The Chinese also have a special reverence for the number nine, because, well, because it is the biggest of the odd numbers and everyone loves a superlative. Each of the five sets of doors in any gate in the Forbidden City is studded with nine rows of nine gold studs.
We worked our way through the fives and nines, among the thousands of visitors, until our docent point up and showed us the only occurrence of a ten. The corners of the roofs are adorned with little animal figures, more like action figures than gargoyles, little bipedal animals that face out in neat lines. The more animals, the more important the building, the more important the people in the building. At most, there can be nine animal figures. Except on the roof of the throne room. The throne room is the highest building in the Forbidden City, raised on a dias, its nine doors closed. At each corner of the roof, ten animals look out over the crowd. It’s hard to see from the ground, but I think the tenth might be seated in a chair.
Pouch Cove, Newfoundland, Canada. July 2012.
|It’s that time of year in the life of a school where our sleep is filled with dreams of summer, that summer of cool drinks tickling the throat on hot days, that summer of south winds and stars and evenings with the live music of nearby bars spilling into the ears of quiet cafes with rich desserts and the company of friends it’s been too long since last seen, that summer of canola fields and strawberries and bookstores in a language you understand, that summer which remains painfully at the other end of the-pile-of-things-you-need-to-do, tasks that take longer with every hour of sleep stolen from the time it takes to just-get-it-done.
In last year’s summer dream, we lived for a moment in a red house on a high cliff where the tall grass bent like the paint-licked bristles of a green-white brush in a chase of wind that sprinted with exigent indifference.
I slipped from the house one night before bed, saying I wanted to take a couple of photographs, that I’d be back in a few minutes, knowing it would be more like half an hour. Three hours later, closer to 3am than 2, I crept back home.

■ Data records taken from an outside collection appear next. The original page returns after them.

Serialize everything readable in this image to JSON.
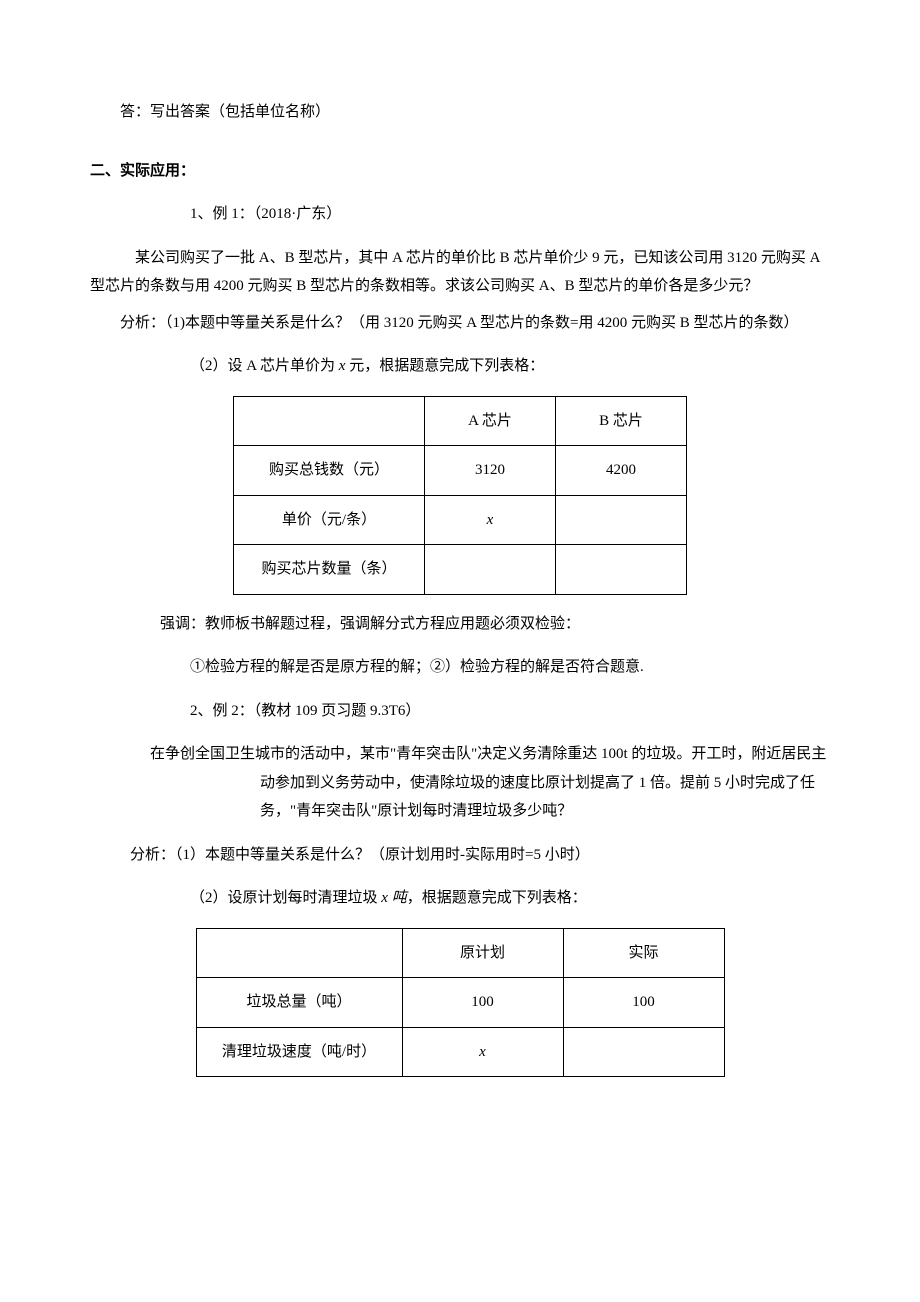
{
  "top_line": "答：写出答案（包括单位名称）",
  "section2": {
    "title": "二、实际应用：",
    "item1_label": "1、例 1：（2018·广东）",
    "item1_body": "某公司购买了一批 A、B 型芯片，其中 A 芯片的单价比 B 芯片单价少 9 元，已知该公司用 3120 元购买 A 型芯片的条数与用 4200 元购买 B 型芯片的条数相等。求该公司购买 A、B 型芯片的单价各是多少元？",
    "item1_analysis1": "分析：（1)本题中等量关系是什么？（用 3120 元购买 A 型芯片的条数=用 4200 元购买 B 型芯片的条数）",
    "item1_analysis2_pre": "（2）设 A 芯片单价为 ",
    "item1_analysis2_var": "x",
    "item1_analysis2_post": " 元，根据题意完成下列表格：",
    "table1": {
      "h_blank": "",
      "h_a": "A 芯片",
      "h_b": "B 芯片",
      "r1_label": "购买总钱数（元）",
      "r1_a": "3120",
      "r1_b": "4200",
      "r2_label": "单价（元/条）",
      "r2_a": "x",
      "r2_b": "",
      "r3_label": "购买芯片数量（条）",
      "r3_a": "",
      "r3_b": ""
    },
    "stress_line": "强调：教师板书解题过程，强调解分式方程应用题必须双检验：",
    "stress_sub": "①检验方程的解是否是原方程的解；②）检验方程的解是否符合题意.",
    "item2_label": "2、例 2：（教材 109 页习题 9.3T6）",
    "item2_body": "在争创全国卫生城市的活动中，某市\"青年突击队\"决定义务清除重达 100t 的垃圾。开工时，附近居民主动参加到义务劳动中，使清除垃圾的速度比原计划提高了 1 倍。提前 5 小时完成了任务，\"青年突击队\"原计划每时清理垃圾多少吨？",
    "item2_analysis1": "分析：（1）本题中等量关系是什么？（原计划用时-实际用时=5 小时）",
    "item2_analysis2_pre": "（2）设原计划每时清理垃圾 ",
    "item2_analysis2_var": "x",
    "item2_analysis2_unit": " 吨",
    "item2_analysis2_post": "，根据题意完成下列表格：",
    "table2": {
      "h_blank": "",
      "h_a": "原计划",
      "h_b": "实际",
      "r1_label": "垃圾总量（吨）",
      "r1_a": "100",
      "r1_b": "100",
      "r2_label": "清理垃圾速度（吨/时）",
      "r2_a": "x",
      "r2_b": ""
    }
  }
}
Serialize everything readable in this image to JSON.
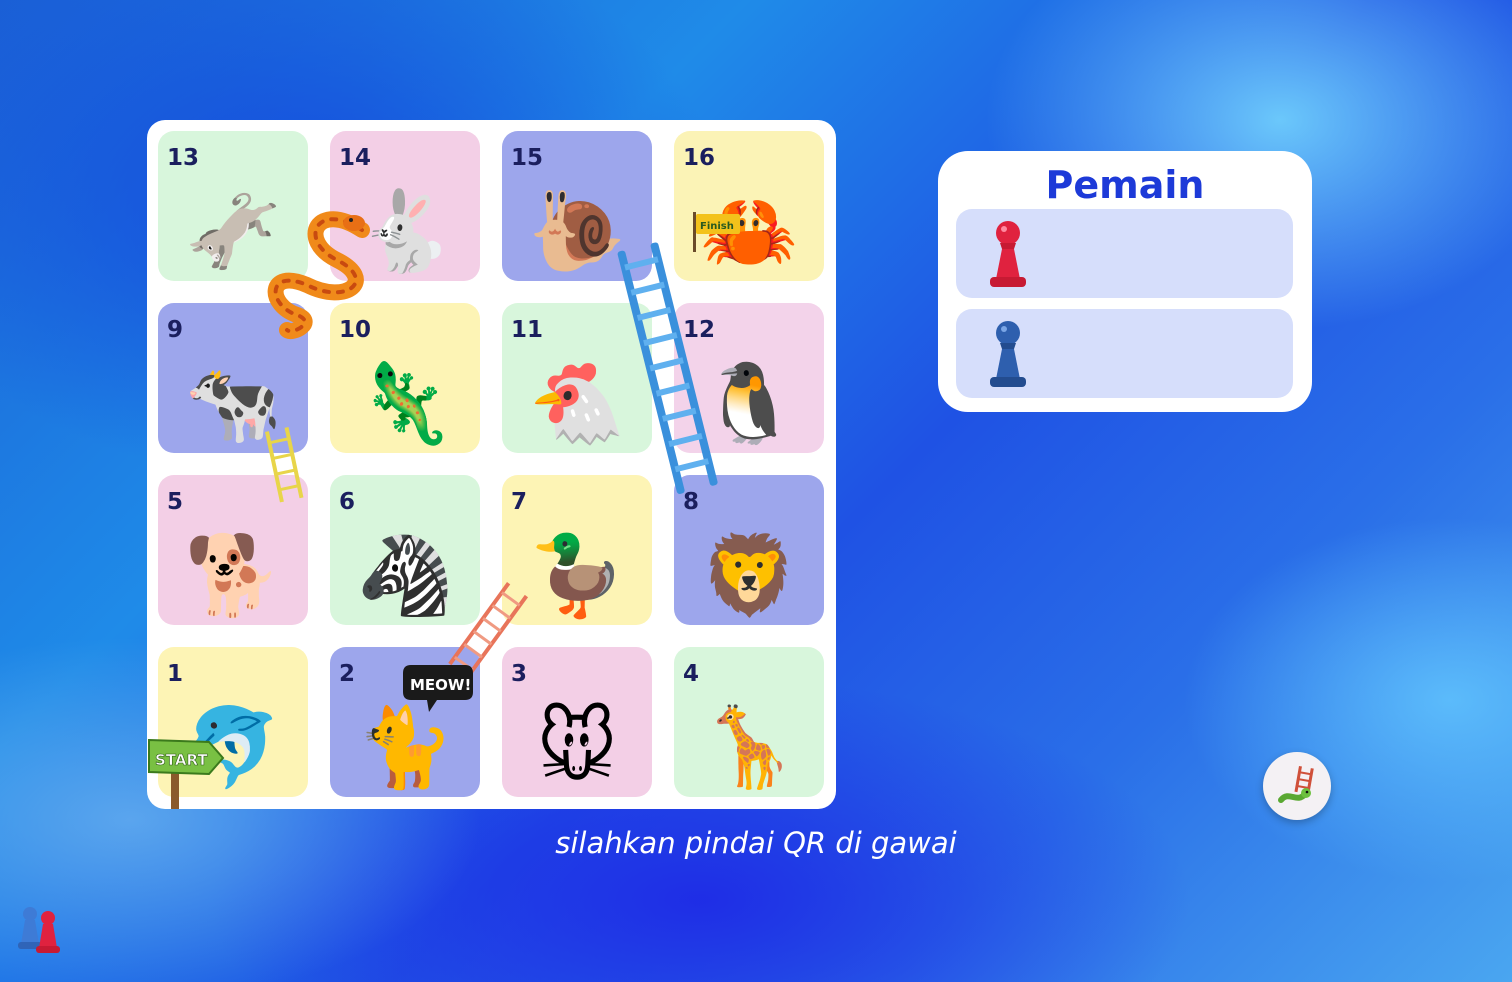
{
  "board": {
    "tiles": [
      {
        "number": "13",
        "animal": "donkey",
        "emoji": "🫏",
        "bg": "#d8f6dc"
      },
      {
        "number": "14",
        "animal": "rabbit",
        "emoji": "🐇",
        "bg": "#f3cfe6"
      },
      {
        "number": "15",
        "animal": "snail",
        "emoji": "🐌",
        "bg": "#9da6ec"
      },
      {
        "number": "16",
        "animal": "crab",
        "emoji": "🦀",
        "bg": "#fbf3b6"
      },
      {
        "number": "9",
        "animal": "cow",
        "emoji": "🐄",
        "bg": "#9da6ec"
      },
      {
        "number": "10",
        "animal": "chameleon",
        "emoji": "🦎",
        "bg": "#fdf4b5"
      },
      {
        "number": "11",
        "animal": "hen",
        "emoji": "🐔",
        "bg": "#d8f6dc"
      },
      {
        "number": "12",
        "animal": "penguin",
        "emoji": "🐧",
        "bg": "#f3d3ea"
      },
      {
        "number": "5",
        "animal": "dog",
        "emoji": "🐕",
        "bg": "#f3cfe6"
      },
      {
        "number": "6",
        "animal": "zebra",
        "emoji": "🦓",
        "bg": "#d8f6dc"
      },
      {
        "number": "7",
        "animal": "duck",
        "emoji": "🦆",
        "bg": "#fdf4b5"
      },
      {
        "number": "8",
        "animal": "lion",
        "emoji": "🦁",
        "bg": "#9da6ec"
      },
      {
        "number": "1",
        "animal": "dolphin",
        "emoji": "🐬",
        "bg": "#fdf4b5"
      },
      {
        "number": "2",
        "animal": "cat",
        "emoji": "🐈",
        "bg": "#9da6ec"
      },
      {
        "number": "3",
        "animal": "mouse",
        "emoji": "🐭",
        "bg": "#f3cfe6"
      },
      {
        "number": "4",
        "animal": "giraffe",
        "emoji": "🦒",
        "bg": "#d8f6dc"
      }
    ],
    "start_sign": "START",
    "finish_flag": "Finish",
    "speech_bubble": "MEOW!"
  },
  "players": {
    "title": "Pemain",
    "list": [
      {
        "pawn": "red-pawn-icon",
        "color": "#e0223f"
      },
      {
        "pawn": "blue-pawn-icon",
        "color": "#2e5fae"
      }
    ]
  },
  "status": {
    "message": "silahkan pindai QR di gawai"
  },
  "colors": {
    "accent": "#1d3ad8",
    "player_slot": "#d6defb"
  }
}
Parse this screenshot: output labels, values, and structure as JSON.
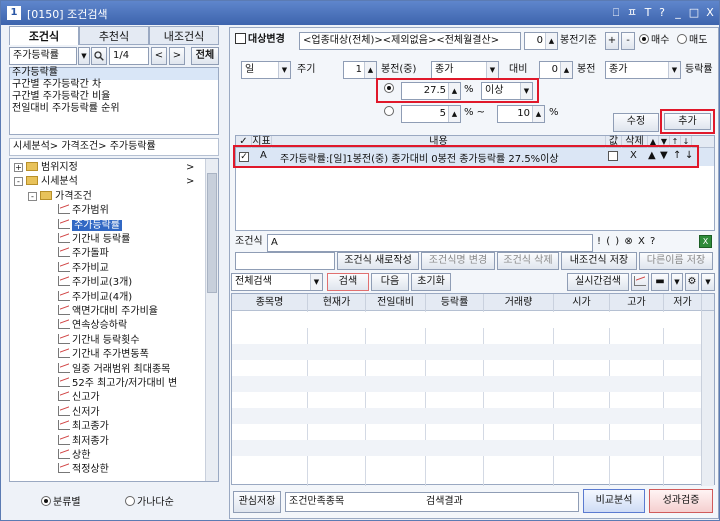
{
  "window": {
    "number": "1",
    "title": "[0150] 조건검색",
    "title_buttons": [
      "⎕",
      "ㅍ",
      "T",
      "?",
      "_",
      "□",
      "X"
    ]
  },
  "tabs": [
    {
      "label": "조건식",
      "active": true
    },
    {
      "label": "추천식",
      "active": false
    },
    {
      "label": "내조건식",
      "active": false
    }
  ],
  "left_toolbar": {
    "search_value": "주가등락률",
    "page": "1/4",
    "prev": "<",
    "next": ">",
    "all": "전체"
  },
  "results_list": [
    "주가등락률",
    "구간별 주가등락간 차",
    "구간별 주가등락간 비율",
    "전일대비 주가등락률 순위"
  ],
  "breadcrumb": "시세분석> 가격조건> 주가등락률",
  "tree": [
    {
      "label": "범위지정",
      "kind": "folder",
      "level": 0,
      "expand": "+",
      "arrow": ">"
    },
    {
      "label": "시세분석",
      "kind": "folder",
      "level": 0,
      "expand": "-",
      "arrow": ">"
    },
    {
      "label": "가격조건",
      "kind": "folder",
      "level": 1,
      "expand": "-"
    },
    {
      "label": "주가범위",
      "kind": "item",
      "level": 2
    },
    {
      "label": "주가등락률",
      "kind": "item",
      "level": 2,
      "selected": true
    },
    {
      "label": "기간내 등락률",
      "kind": "item",
      "level": 2
    },
    {
      "label": "주가돌파",
      "kind": "item",
      "level": 2
    },
    {
      "label": "주가비교",
      "kind": "item",
      "level": 2
    },
    {
      "label": "주가비교(3개)",
      "kind": "item",
      "level": 2
    },
    {
      "label": "주가비교(4개)",
      "kind": "item",
      "level": 2
    },
    {
      "label": "액면가대비 주가비율",
      "kind": "item",
      "level": 2
    },
    {
      "label": "연속상승하락",
      "kind": "item",
      "level": 2
    },
    {
      "label": "기간내 등락횟수",
      "kind": "item",
      "level": 2
    },
    {
      "label": "기간내 주가변동폭",
      "kind": "item",
      "level": 2
    },
    {
      "label": "일중 거래범위 최대종목",
      "kind": "item",
      "level": 2
    },
    {
      "label": "52주 최고가/저가대비 변",
      "kind": "item",
      "level": 2
    },
    {
      "label": "신고가",
      "kind": "item",
      "level": 2
    },
    {
      "label": "신저가",
      "kind": "item",
      "level": 2
    },
    {
      "label": "최고종가",
      "kind": "item",
      "level": 2
    },
    {
      "label": "최저종가",
      "kind": "item",
      "level": 2
    },
    {
      "label": "상한",
      "kind": "item",
      "level": 2
    },
    {
      "label": "적정상한",
      "kind": "item",
      "level": 2
    }
  ],
  "left_bottom": {
    "opt1": "분류별",
    "opt2": "가나다순"
  },
  "target": {
    "change_label": "대상변경",
    "target_text": "<업종대상(전체)><제외없음><전체월결산>",
    "bong_value": "0",
    "bong_label": "봉전기준",
    "plus": "+",
    "minus": "-",
    "buy": "매수",
    "sell": "매도"
  },
  "condition": {
    "period": "일",
    "period_label": "주기",
    "bong1": "1",
    "bong1_label": "봉전(중)",
    "price1": "종가",
    "vs_label": "대비",
    "bong2": "0",
    "bong2_label": "봉전",
    "price2": "종가",
    "rate_label": "등락률",
    "value1": "27.5",
    "pct1": "%",
    "cond1": "이상",
    "value2a": "5",
    "pct2": "% ~",
    "value2b": "10",
    "pct3": "%",
    "edit_button": "수정",
    "add_button": "추가"
  },
  "cond_table": {
    "headers": [
      "지표",
      "내용",
      "값",
      "삭제"
    ],
    "move_buttons": [
      "▲",
      "▼",
      "↑",
      "↓"
    ],
    "rows": [
      {
        "id": "A",
        "content": "주가등락률:[일]1봉전(중) 종가대비 0봉전 종가등락률 27.5%이상",
        "delete": "X"
      }
    ]
  },
  "formula": {
    "label": "조건식",
    "value": "A",
    "ops": [
      "!",
      "(",
      ")",
      "⊗",
      "X",
      "?"
    ],
    "buttons": [
      "조건식 새로작성",
      "조건식명 변경",
      "조건식 삭제",
      "내조건식 저장",
      "다른이름 저장"
    ]
  },
  "search_bar": {
    "scope": "전체검색",
    "search": "검색",
    "next": "다음",
    "reset": "초기화",
    "realtime": "실시간검색"
  },
  "result_table": {
    "headers": [
      "종목명",
      "현재가",
      "전일대비",
      "등락률",
      "거래량",
      "시가",
      "고가",
      "저가"
    ]
  },
  "footer": {
    "save_interest": "관심저장",
    "count_label": "조건만족종목",
    "result_label": "검색결과",
    "compare": "비교분석",
    "performance": "성과검증"
  },
  "colors": {
    "accent_red": "#e0182a",
    "title_blue": "#3d64ad"
  }
}
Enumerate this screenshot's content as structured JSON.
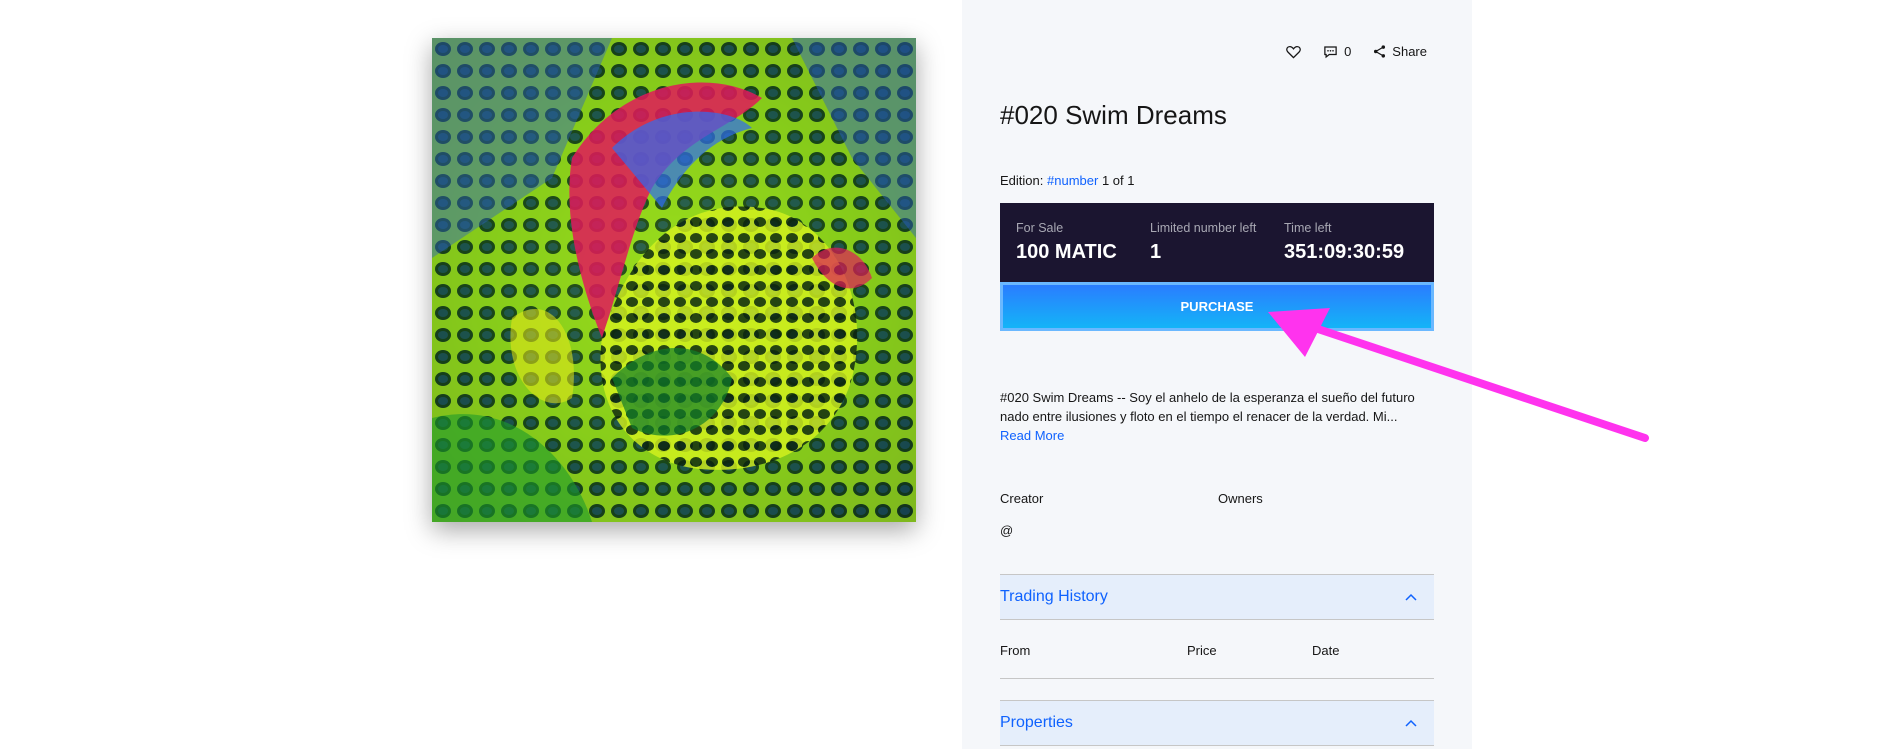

There’s a stillness in the middle of the night that’s magic, an openness to the world without its lid on, a sense of big that it seems an offense to be unconscious of. I took these photographs in the vacant lot next to the little red house and the skies kept moving and morphing into ever more beautiful patterns and rhythms and the moon and the stars kept shining through on the slumber of the town. A whale I couldn’t see passed near enough for me to hear it exhale and the wind wrapped everything in its urgent whispers until the gravity of exhaustion won out and dragged me home into an entirely different begrudging kind of sleep.
Beijing, China. April 2013.